Stakeholders also expressed a desire for interactive content to give character to the growing West Campus and engage with the community. Project scope quickly grew and our team was having difficulty knowing where to begin with ideation.

To address the multiple goals of our stakeholders, I proposed that we create a variety content packages.

Each content package is a self-contained idea, which can be cycled through depending on time, date, or context. This keeps content fresh, focused, and quick to create.

UW sustainability messaging is focused on promoting everyday actions individuals can take, such as riding a bike.

We employed a divergent and convergent ideation methodology, where team members would individually create dozens of sketches and then come together and discuss which ones had potential.

We created storyboards and animations for promising ideas, making quick changes as necessary. It was an iterative, agile workflow. The team then voted to select which concepts would be prototyped, setting the others aside for future consideration.

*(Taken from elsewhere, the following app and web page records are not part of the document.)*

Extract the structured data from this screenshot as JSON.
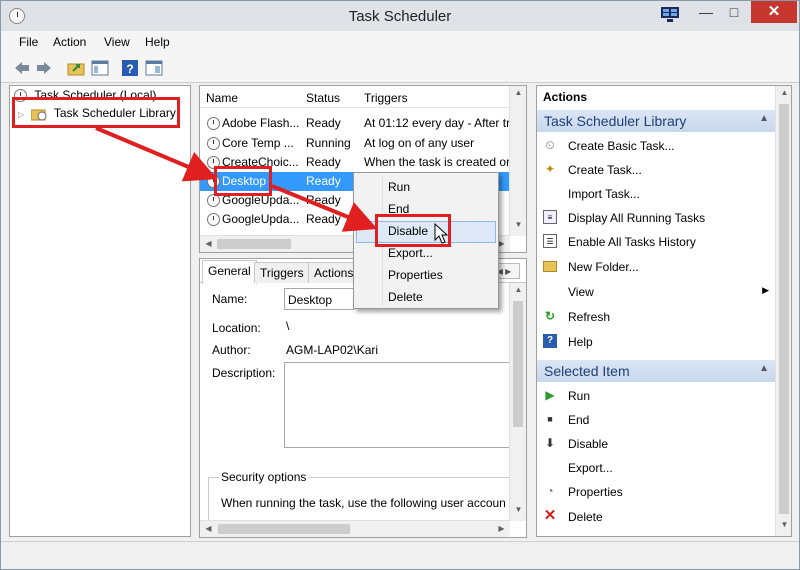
{
  "window": {
    "title": "Task Scheduler",
    "minimize": "—",
    "maximize": "□",
    "close": "✕"
  },
  "menu": [
    "File",
    "Action",
    "View",
    "Help"
  ],
  "tree": {
    "root": "Task Scheduler (Local)",
    "child": "Task Scheduler Library"
  },
  "tasks": {
    "columns": [
      "Name",
      "Status",
      "Triggers"
    ],
    "rows": [
      {
        "name": "Adobe Flash...",
        "status": "Ready",
        "trigger": "At 01:12 every day - After tri"
      },
      {
        "name": "Core Temp ...",
        "status": "Running",
        "trigger": "At log on of any user"
      },
      {
        "name": "CreateChoic...",
        "status": "Ready",
        "trigger": "When the task is created or"
      },
      {
        "name": "Desktop",
        "status": "Ready",
        "trigger": ""
      },
      {
        "name": "GoogleUpda...",
        "status": "Ready",
        "trigger": ""
      },
      {
        "name": "GoogleUpda...",
        "status": "Ready",
        "trigger": ""
      }
    ],
    "selected_index": 3
  },
  "context_menu": {
    "items": [
      "Run",
      "End",
      "Disable",
      "Export...",
      "Properties",
      "Delete"
    ],
    "hover_index": 2
  },
  "detail": {
    "tabs": [
      "General",
      "Triggers",
      "Actions"
    ],
    "name_label": "Name:",
    "name_value": "Desktop",
    "location_label": "Location:",
    "location_value": "\\",
    "author_label": "Author:",
    "author_value": "AGM-LAP02\\Kari",
    "description_label": "Description:",
    "security_label": "Security options",
    "security_text": "When running the task, use the following user accoun"
  },
  "actions": {
    "header": "Actions",
    "library_section": "Task Scheduler Library",
    "library_items": [
      {
        "label": "Create Basic Task...",
        "icon": "create-basic-task-icon"
      },
      {
        "label": "Create Task...",
        "icon": "create-task-icon"
      },
      {
        "label": "Import Task...",
        "icon": ""
      },
      {
        "label": "Display All Running Tasks",
        "icon": "running-tasks-icon"
      },
      {
        "label": "Enable All Tasks History",
        "icon": "history-icon"
      },
      {
        "label": "New Folder...",
        "icon": "folder-icon"
      },
      {
        "label": "View",
        "icon": ""
      },
      {
        "label": "Refresh",
        "icon": "refresh-icon"
      },
      {
        "label": "Help",
        "icon": "help-icon"
      }
    ],
    "selected_section": "Selected Item",
    "selected_items": [
      {
        "label": "Run",
        "icon": "run-icon"
      },
      {
        "label": "End",
        "icon": "end-icon"
      },
      {
        "label": "Disable",
        "icon": "disable-icon"
      },
      {
        "label": "Export...",
        "icon": ""
      },
      {
        "label": "Properties",
        "icon": "properties-icon"
      },
      {
        "label": "Delete",
        "icon": "delete-icon"
      }
    ]
  },
  "colors": {
    "selection": "#3399ff",
    "highlight": "#e02020",
    "section_text": "#1e3f75"
  }
}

In order to provide a range of options for dealing with technical constraints, the concepts we prototyped covered a diverse range of input methods, from simple LIDAR to more complex devices like Xbox Kinect and even mobile web apps.

Due to the transient nature of public displays and the short attention span of passersby, interactive content was designed to be bite-sized, artistically abstract, and easy to interact with.

Each concept is self-contained and can be cycled through depending on context. This keeps content fresh, focused, and quick to create.

Rapid Prototyping

Prototypes were built for quick assembly and easy transferability.

Aesthetically, designs were fun and lively, though simple. They were line based and made use of gradients to give a sense of complexity and depth.

This made it easy to create lego-like components with our designs. Anyone on the team could explore different layouts with this method of prototyping, regardless of visual design experience.

A simple aesthetic style also made it easy to export as SVG, which is a code-based, vector image format.

The code-based nature of SVG worked especially great for our bike prototype. Rather than creating individual images for bike and wheel designs, we could simply tweak some values in the SVG code real-time and the bike color and wheel designs changed to match.

Content was designed to be bite-sized, artistically abstract, and easy to interact with.

Interactive Water Pipes

Given that our displays were located in the WCUP, our team wanted to connect the plant to the neighborhood in a memorable and fun way.

We decided to base our prototype on the colorful water pipes inside the plant. Visible to passersby, WCUP water pipes were a colorful and unique characteristic of the building and immediate neighborhood.

The prototype proved to be very popular with users in the MakerSpace. Even in a gamified and abstract form, the prototype stayed true to the purpose of the WCUP.

Click the white dots

Using a Kinect sensor to capture gestural interactions from the user, the prototype simulated water flowing through various pipes. The great thing about this concept is how versatile it is; pipes can be expanded across many displays or just one. Our prototype demo made use of a single display.

Tap the white dots

Deliverable and Outcome

We transferred our three interactive prototypes, research reports, and ideation over to our stakeholder, UW's Office of the University Architect. The prototypes were recieved positively. A senior planner in UW's Office of the University Architect, Bob Puzauskie, had this to say:

"I'm as attracted to the vibrant color scheme as I am the gestures. It’s beautiful, it’s amazing. You put together an idea that really sings. This is the kind of proficiency we needed before the project started."